Task goal
Write out each record below, word for word.
[Opening Entries provided section]
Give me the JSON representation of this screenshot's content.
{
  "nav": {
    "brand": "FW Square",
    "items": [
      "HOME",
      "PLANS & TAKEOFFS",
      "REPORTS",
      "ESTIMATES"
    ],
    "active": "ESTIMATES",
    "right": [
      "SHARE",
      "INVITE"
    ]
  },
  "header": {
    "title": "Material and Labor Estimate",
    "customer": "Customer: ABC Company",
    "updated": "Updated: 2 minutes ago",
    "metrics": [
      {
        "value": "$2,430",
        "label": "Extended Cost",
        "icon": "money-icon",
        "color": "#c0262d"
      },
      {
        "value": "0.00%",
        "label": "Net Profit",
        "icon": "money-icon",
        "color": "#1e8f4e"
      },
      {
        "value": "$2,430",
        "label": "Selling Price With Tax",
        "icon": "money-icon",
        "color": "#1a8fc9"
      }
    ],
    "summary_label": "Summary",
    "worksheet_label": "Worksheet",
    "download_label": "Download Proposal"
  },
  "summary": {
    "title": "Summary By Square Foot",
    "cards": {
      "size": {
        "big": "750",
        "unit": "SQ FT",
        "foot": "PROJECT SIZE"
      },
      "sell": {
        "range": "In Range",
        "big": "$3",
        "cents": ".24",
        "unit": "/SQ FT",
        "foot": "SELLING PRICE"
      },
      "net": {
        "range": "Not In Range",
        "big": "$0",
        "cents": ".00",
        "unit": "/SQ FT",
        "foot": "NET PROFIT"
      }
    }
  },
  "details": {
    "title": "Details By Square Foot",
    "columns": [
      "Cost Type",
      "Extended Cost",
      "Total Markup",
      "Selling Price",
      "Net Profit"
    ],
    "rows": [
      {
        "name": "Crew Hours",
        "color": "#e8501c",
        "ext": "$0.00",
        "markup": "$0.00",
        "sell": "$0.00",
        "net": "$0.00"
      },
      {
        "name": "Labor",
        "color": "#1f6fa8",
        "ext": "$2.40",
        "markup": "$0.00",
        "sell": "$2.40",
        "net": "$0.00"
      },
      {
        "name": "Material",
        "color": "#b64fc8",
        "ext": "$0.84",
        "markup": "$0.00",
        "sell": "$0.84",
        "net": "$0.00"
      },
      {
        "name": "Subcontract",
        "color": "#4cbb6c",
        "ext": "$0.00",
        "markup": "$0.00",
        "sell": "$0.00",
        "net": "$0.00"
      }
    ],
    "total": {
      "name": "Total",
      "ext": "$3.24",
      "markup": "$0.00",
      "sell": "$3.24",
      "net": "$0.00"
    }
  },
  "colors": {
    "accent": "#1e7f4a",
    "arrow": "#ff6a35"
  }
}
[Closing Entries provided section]
Expected output
Give me the JSON representation of this screenshot's content.
{
  "nav": {
    "brand": "FW Square",
    "items": [
      "HOME",
      "PLANS & TAKEOFFS",
      "REPORTS",
      "ESTIMATES"
    ],
    "active": "ESTIMATES",
    "right": [
      "SHARE",
      "INVITE"
    ]
  },
  "header": {
    "title": "Material and Labor Estimate",
    "customer": "Customer: ABC Company",
    "updated": "Updated: 2 minutes ago",
    "metrics": [
      {
        "value": "$2,430",
        "label": "Extended Cost",
        "icon": "money-icon",
        "color": "#c0262d"
      },
      {
        "value": "0.00%",
        "label": "Net Profit",
        "icon": "money-icon",
        "color": "#1e8f4e"
      },
      {
        "value": "$2,430",
        "label": "Selling Price With Tax",
        "icon": "money-icon",
        "color": "#1a8fc9"
      }
    ],
    "summary_label": "Summary",
    "worksheet_label": "Worksheet",
    "download_label": "Download Proposal"
  },
  "summary": {
    "title": "Summary By Square Foot",
    "cards": {
      "size": {
        "big": "750",
        "unit": "SQ FT",
        "foot": "PROJECT SIZE"
      },
      "sell": {
        "range": "In Range",
        "big": "$3",
        "cents": ".24",
        "unit": "/SQ FT",
        "foot": "SELLING PRICE"
      },
      "net": {
        "range": "Not In Range",
        "big": "$0",
        "cents": ".00",
        "unit": "/SQ FT",
        "foot": "NET PROFIT"
      }
    }
  },
  "details": {
    "title": "Details By Square Foot",
    "columns": [
      "Cost Type",
      "Extended Cost",
      "Total Markup",
      "Selling Price",
      "Net Profit"
    ],
    "rows": [
      {
        "name": "Crew Hours",
        "color": "#e8501c",
        "ext": "$0.00",
        "markup": "$0.00",
        "sell": "$0.00",
        "net": "$0.00"
      },
      {
        "name": "Labor",
        "color": "#1f6fa8",
        "ext": "$2.40",
        "markup": "$0.00",
        "sell": "$2.40",
        "net": "$0.00"
      },
      {
        "name": "Material",
        "color": "#b64fc8",
        "ext": "$0.84",
        "markup": "$0.00",
        "sell": "$0.84",
        "net": "$0.00"
      },
      {
        "name": "Subcontract",
        "color": "#4cbb6c",
        "ext": "$0.00",
        "markup": "$0.00",
        "sell": "$0.00",
        "net": "$0.00"
      }
    ],
    "total": {
      "name": "Total",
      "ext": "$3.24",
      "markup": "$0.00",
      "sell": "$3.24",
      "net": "$0.00"
    }
  },
  "colors": {
    "accent": "#1e7f4a",
    "arrow": "#ff6a35"
  }
}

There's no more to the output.